What needs to be done: Could you write out the data that follows, exactly and in full?

Task input:
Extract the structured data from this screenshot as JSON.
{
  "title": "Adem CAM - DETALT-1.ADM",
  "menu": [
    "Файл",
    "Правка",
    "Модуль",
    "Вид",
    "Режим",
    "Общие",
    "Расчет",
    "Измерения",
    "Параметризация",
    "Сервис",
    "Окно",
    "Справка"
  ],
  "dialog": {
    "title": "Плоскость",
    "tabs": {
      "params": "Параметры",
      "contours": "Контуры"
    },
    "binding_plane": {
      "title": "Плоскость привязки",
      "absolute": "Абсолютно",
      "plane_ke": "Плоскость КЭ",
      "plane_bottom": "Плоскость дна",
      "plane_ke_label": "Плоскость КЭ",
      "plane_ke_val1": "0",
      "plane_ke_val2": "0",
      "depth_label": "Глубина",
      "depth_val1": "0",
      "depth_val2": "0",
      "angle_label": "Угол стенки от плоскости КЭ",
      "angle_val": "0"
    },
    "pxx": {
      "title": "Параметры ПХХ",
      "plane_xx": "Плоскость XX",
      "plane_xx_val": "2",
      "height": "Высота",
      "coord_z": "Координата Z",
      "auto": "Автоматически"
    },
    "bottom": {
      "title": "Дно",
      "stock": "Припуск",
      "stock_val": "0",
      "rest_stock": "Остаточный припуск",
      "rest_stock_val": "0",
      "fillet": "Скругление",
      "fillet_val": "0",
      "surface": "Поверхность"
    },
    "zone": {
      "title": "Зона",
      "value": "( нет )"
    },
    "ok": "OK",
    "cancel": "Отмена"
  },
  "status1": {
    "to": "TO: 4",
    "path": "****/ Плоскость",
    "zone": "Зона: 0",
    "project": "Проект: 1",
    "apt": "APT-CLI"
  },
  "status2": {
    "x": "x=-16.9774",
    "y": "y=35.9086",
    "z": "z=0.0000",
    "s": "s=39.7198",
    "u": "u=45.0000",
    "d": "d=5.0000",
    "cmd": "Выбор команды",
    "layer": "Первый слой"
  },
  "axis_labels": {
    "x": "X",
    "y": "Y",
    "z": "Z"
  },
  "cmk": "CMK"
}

Exercise result:
Extract the structured data from this screenshot as JSON.
{
  "title": "Adem CAM - DETALT-1.ADM",
  "menu": [
    "Файл",
    "Правка",
    "Модуль",
    "Вид",
    "Режим",
    "Общие",
    "Расчет",
    "Измерения",
    "Параметризация",
    "Сервис",
    "Окно",
    "Справка"
  ],
  "dialog": {
    "title": "Плоскость",
    "tabs": {
      "params": "Параметры",
      "contours": "Контуры"
    },
    "binding_plane": {
      "title": "Плоскость привязки",
      "absolute": "Абсолютно",
      "plane_ke": "Плоскость КЭ",
      "plane_bottom": "Плоскость дна",
      "plane_ke_label": "Плоскость КЭ",
      "plane_ke_val1": "0",
      "plane_ke_val2": "0",
      "depth_label": "Глубина",
      "depth_val1": "0",
      "depth_val2": "0",
      "angle_label": "Угол стенки от плоскости КЭ",
      "angle_val": "0"
    },
    "pxx": {
      "title": "Параметры ПХХ",
      "plane_xx": "Плоскость XX",
      "plane_xx_val": "2",
      "height": "Высота",
      "coord_z": "Координата Z",
      "auto": "Автоматически"
    },
    "bottom": {
      "title": "Дно",
      "stock": "Припуск",
      "stock_val": "0",
      "rest_stock": "Остаточный припуск",
      "rest_stock_val": "0",
      "fillet": "Скругление",
      "fillet_val": "0",
      "surface": "Поверхность"
    },
    "zone": {
      "title": "Зона",
      "value": "( нет )"
    },
    "ok": "OK",
    "cancel": "Отмена"
  },
  "status1": {
    "to": "TO: 4",
    "path": "****/ Плоскость",
    "zone": "Зона: 0",
    "project": "Проект: 1",
    "apt": "APT-CLI"
  },
  "status2": {
    "x": "x=-16.9774",
    "y": "y=35.9086",
    "z": "z=0.0000",
    "s": "s=39.7198",
    "u": "u=45.0000",
    "d": "d=5.0000",
    "cmd": "Выбор команды",
    "layer": "Первый слой"
  },
  "axis_labels": {
    "x": "X",
    "y": "Y",
    "z": "Z"
  },
  "cmk": "CMK"
}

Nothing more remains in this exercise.